The Minnesota Department of Natural Resources has confirmed individual zebra mussels in Swan Lake in Otter Tail County. Mineral Lake and several small, unnamed lakes connected to and downstream of Swan Lake will also be listed for zebra mussels. All of these lakes flow into North Ten Mile Lake, which was listed for zebra mussels in 2017.
DNR invasive species specialists have conducted several searches of Swan Lake since a lake property owner brought in a dead adult zebra mussel her daughters found while swimming in the lake in July. No additional zebra mussels were found during subsequent dive searches in seven areas of the lake. At that time, specialists searched more than 3,700 objects and gathered water samples in seven areas of Swan Lake. The DNR conducted a further equipment search Oct. 9 and found one live juvenile zebra mussel about 200 yards from the location of the July report.
“It’s especially helpful when lake users contact the DNR after finding something suspicious,” said DNR invasive species specialist Mark Ranweiler. “Early detection of a small population allows us to remove any visible zebra mussels and to monitor a lake for potential spread.”
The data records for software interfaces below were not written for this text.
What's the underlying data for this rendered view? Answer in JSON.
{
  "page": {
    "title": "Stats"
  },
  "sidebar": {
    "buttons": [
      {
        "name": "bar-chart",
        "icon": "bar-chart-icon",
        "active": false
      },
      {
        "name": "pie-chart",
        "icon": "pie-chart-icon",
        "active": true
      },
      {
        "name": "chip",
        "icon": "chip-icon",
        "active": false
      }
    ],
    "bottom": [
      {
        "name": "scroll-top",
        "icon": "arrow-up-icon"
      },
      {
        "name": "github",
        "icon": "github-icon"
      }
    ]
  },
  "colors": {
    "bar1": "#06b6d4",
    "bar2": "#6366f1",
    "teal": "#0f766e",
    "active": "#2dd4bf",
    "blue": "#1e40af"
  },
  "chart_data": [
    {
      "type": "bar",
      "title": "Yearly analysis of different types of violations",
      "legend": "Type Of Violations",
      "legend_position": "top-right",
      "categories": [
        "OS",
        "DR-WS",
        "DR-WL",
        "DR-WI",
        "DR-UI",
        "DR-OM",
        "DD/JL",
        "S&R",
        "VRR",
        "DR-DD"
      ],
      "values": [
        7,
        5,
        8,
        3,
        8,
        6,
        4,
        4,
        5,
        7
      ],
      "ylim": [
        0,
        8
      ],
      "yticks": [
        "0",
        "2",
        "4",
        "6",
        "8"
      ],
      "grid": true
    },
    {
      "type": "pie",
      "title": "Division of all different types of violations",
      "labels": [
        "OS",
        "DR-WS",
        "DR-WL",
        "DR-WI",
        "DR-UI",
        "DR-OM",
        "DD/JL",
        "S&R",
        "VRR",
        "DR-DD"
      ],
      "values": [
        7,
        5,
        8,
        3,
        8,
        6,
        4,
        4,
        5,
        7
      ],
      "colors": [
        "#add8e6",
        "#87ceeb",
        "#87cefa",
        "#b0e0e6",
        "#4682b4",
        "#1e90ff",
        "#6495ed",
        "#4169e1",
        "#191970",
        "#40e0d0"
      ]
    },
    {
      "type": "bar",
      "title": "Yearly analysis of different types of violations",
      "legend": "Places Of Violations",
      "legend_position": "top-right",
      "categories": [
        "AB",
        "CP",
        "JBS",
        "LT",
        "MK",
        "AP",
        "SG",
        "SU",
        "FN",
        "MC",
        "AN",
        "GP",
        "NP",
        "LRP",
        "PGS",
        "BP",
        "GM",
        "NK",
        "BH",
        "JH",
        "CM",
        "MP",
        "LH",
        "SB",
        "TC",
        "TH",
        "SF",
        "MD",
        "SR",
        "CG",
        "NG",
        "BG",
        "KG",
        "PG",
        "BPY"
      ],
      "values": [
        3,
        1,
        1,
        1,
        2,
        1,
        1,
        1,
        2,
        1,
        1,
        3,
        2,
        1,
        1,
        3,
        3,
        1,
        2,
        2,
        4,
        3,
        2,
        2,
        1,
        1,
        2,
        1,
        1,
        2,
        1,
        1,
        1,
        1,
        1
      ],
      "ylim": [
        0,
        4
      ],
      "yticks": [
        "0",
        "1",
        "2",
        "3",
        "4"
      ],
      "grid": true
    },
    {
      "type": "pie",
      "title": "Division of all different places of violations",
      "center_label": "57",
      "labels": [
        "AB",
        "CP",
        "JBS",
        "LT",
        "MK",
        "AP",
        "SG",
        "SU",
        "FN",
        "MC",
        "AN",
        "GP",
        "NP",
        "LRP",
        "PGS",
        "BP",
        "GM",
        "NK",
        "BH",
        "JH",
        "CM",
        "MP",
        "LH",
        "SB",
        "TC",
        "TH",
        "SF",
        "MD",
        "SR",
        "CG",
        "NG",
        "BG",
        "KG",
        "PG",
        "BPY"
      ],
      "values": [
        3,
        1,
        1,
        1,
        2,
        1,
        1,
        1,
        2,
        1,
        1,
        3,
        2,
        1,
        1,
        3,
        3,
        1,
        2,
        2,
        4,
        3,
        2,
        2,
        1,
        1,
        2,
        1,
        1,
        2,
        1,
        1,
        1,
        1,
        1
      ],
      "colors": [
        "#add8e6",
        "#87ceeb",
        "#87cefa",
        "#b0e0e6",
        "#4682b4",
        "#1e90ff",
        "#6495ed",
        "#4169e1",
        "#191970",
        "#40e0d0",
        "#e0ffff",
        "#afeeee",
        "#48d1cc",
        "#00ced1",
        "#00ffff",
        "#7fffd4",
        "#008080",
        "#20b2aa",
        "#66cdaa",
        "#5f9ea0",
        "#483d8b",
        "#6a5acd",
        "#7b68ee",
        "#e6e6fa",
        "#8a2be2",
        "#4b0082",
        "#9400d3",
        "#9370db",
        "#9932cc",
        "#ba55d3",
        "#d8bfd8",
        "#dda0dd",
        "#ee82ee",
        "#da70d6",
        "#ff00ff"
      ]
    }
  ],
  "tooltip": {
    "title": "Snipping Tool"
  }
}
Lake property owners should carefully check boats and trailers, docks and lifts, and all other water-related equipment for invasive species when removing equipment for seasonal storage.
It is especially important to follow Minnesota’s law and keep docks and boat lifts out of the water for at least 21 days before putting them into another body of water. This state law is central to the training DNR-permitted lake service provider businesses receive.
Anyone transporting a dock or lift from a shoreline property to another location for storage or repair may need a permit, to help prevent the spread of aquatic invasive species.
The DNR recommends these steps for lake property owners:
- Look on the posts, wheels and underwater support bars of docks and lifts, as well as any parts of boats, pontoons and rafts that may have been submerged in water for an extended period.
- Hire DNR-permitted lake service provider businesses to install or remove boats, docks, lifts and other water-related equipment. These businesses have attended training on Minnesota’s aquatic invasive species laws and many have experience identifying and removing invasive species.
People should contact an area DNR aquatic invasive species specialist if they think they have found zebra mussels or any other invasive species.
Whether or not a lake is listed as infested, Minnesota law requires boaters and anglers to:
- Clean watercraft and trailers of aquatic plants and prohibited invasive species,
- Drain all water by removing drain plugs and keeping them out during transport, and
- Dispose of unwanted bait in the trash.
Some invasive species are small and difficult to see at the access. To remove or kill them, take one or more of the following precautions before moving to another waterbody:
- Spray with high-pressure water.
- Rinse with very hot water (120 degrees for at least two minutes or 140 degrees for at least 10 seconds).
- Dry for at least five days.
Zebra mussels can compete with native species for food and habitat, cut the feet of swimmers, reduce the performance of boat motors, and cause expensive damage to water intake pipes.
More information is available at mndnr.gov/ais.